Work request
Nothing in the records may change. Output them all exactly.

Material for the task
____________

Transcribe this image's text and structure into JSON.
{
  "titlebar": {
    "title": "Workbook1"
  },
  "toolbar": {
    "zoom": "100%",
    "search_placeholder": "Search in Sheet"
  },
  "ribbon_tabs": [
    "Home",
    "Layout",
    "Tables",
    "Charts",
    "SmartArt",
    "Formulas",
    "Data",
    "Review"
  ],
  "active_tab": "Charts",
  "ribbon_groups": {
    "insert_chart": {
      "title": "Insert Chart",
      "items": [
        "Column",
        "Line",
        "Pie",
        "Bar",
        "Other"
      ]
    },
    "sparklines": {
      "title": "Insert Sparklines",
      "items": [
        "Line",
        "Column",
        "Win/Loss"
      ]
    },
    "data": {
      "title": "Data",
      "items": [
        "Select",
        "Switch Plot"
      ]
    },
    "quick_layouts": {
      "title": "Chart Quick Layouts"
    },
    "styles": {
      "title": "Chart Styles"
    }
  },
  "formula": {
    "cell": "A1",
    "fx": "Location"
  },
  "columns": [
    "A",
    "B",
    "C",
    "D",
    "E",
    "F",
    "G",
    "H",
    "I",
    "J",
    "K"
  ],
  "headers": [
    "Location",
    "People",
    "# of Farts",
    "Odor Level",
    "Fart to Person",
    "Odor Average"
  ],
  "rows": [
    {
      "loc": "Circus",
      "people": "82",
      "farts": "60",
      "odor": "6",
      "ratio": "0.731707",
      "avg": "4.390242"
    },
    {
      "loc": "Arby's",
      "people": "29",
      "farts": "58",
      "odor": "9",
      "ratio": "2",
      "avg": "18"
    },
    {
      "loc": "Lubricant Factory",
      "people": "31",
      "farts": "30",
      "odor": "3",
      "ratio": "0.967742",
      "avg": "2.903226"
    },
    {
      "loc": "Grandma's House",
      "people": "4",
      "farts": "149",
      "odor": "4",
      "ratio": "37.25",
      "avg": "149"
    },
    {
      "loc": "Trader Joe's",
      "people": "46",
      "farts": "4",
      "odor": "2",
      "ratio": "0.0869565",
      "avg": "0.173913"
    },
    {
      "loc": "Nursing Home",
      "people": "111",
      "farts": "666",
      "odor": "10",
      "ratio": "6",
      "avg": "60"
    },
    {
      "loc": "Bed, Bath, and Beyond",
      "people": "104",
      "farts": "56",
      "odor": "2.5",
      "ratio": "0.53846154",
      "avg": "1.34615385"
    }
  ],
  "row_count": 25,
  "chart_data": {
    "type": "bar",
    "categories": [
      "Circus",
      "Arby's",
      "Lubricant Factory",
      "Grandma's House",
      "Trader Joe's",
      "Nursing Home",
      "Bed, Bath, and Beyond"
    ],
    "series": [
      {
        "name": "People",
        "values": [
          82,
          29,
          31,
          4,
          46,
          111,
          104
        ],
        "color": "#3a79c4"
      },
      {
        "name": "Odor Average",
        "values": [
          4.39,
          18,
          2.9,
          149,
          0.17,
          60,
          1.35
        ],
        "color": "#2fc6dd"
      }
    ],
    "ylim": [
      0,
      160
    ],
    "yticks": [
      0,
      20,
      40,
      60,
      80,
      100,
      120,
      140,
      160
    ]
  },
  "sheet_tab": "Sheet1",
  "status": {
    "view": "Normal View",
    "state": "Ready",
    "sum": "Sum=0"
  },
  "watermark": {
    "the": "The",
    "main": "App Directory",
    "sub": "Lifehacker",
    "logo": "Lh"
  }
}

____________

Answer to this exercise
Transcribe this image's text and structure into JSON.
{
  "titlebar": {
    "title": "Workbook1"
  },
  "toolbar": {
    "zoom": "100%",
    "search_placeholder": "Search in Sheet"
  },
  "ribbon_tabs": [
    "Home",
    "Layout",
    "Tables",
    "Charts",
    "SmartArt",
    "Formulas",
    "Data",
    "Review"
  ],
  "active_tab": "Charts",
  "ribbon_groups": {
    "insert_chart": {
      "title": "Insert Chart",
      "items": [
        "Column",
        "Line",
        "Pie",
        "Bar",
        "Other"
      ]
    },
    "sparklines": {
      "title": "Insert Sparklines",
      "items": [
        "Line",
        "Column",
        "Win/Loss"
      ]
    },
    "data": {
      "title": "Data",
      "items": [
        "Select",
        "Switch Plot"
      ]
    },
    "quick_layouts": {
      "title": "Chart Quick Layouts"
    },
    "styles": {
      "title": "Chart Styles"
    }
  },
  "formula": {
    "cell": "A1",
    "fx": "Location"
  },
  "columns": [
    "A",
    "B",
    "C",
    "D",
    "E",
    "F",
    "G",
    "H",
    "I",
    "J",
    "K"
  ],
  "headers": [
    "Location",
    "People",
    "# of Farts",
    "Odor Level",
    "Fart to Person",
    "Odor Average"
  ],
  "rows": [
    {
      "loc": "Circus",
      "people": "82",
      "farts": "60",
      "odor": "6",
      "ratio": "0.731707",
      "avg": "4.390242"
    },
    {
      "loc": "Arby's",
      "people": "29",
      "farts": "58",
      "odor": "9",
      "ratio": "2",
      "avg": "18"
    },
    {
      "loc": "Lubricant Factory",
      "people": "31",
      "farts": "30",
      "odor": "3",
      "ratio": "0.967742",
      "avg": "2.903226"
    },
    {
      "loc": "Grandma's House",
      "people": "4",
      "farts": "149",
      "odor": "4",
      "ratio": "37.25",
      "avg": "149"
    },
    {
      "loc": "Trader Joe's",
      "people": "46",
      "farts": "4",
      "odor": "2",
      "ratio": "0.0869565",
      "avg": "0.173913"
    },
    {
      "loc": "Nursing Home",
      "people": "111",
      "farts": "666",
      "odor": "10",
      "ratio": "6",
      "avg": "60"
    },
    {
      "loc": "Bed, Bath, and Beyond",
      "people": "104",
      "farts": "56",
      "odor": "2.5",
      "ratio": "0.53846154",
      "avg": "1.34615385"
    }
  ],
  "row_count": 25,
  "chart_data": {
    "type": "bar",
    "categories": [
      "Circus",
      "Arby's",
      "Lubricant Factory",
      "Grandma's House",
      "Trader Joe's",
      "Nursing Home",
      "Bed, Bath, and Beyond"
    ],
    "series": [
      {
        "name": "People",
        "values": [
          82,
          29,
          31,
          4,
          46,
          111,
          104
        ],
        "color": "#3a79c4"
      },
      {
        "name": "Odor Average",
        "values": [
          4.39,
          18,
          2.9,
          149,
          0.17,
          60,
          1.35
        ],
        "color": "#2fc6dd"
      }
    ],
    "ylim": [
      0,
      160
    ],
    "yticks": [
      0,
      20,
      40,
      60,
      80,
      100,
      120,
      140,
      160
    ]
  },
  "sheet_tab": "Sheet1",
  "status": {
    "view": "Normal View",
    "state": "Ready",
    "sum": "Sum=0"
  },
  "watermark": {
    "the": "The",
    "main": "App Directory",
    "sub": "Lifehacker",
    "logo": "Lh"
  }
}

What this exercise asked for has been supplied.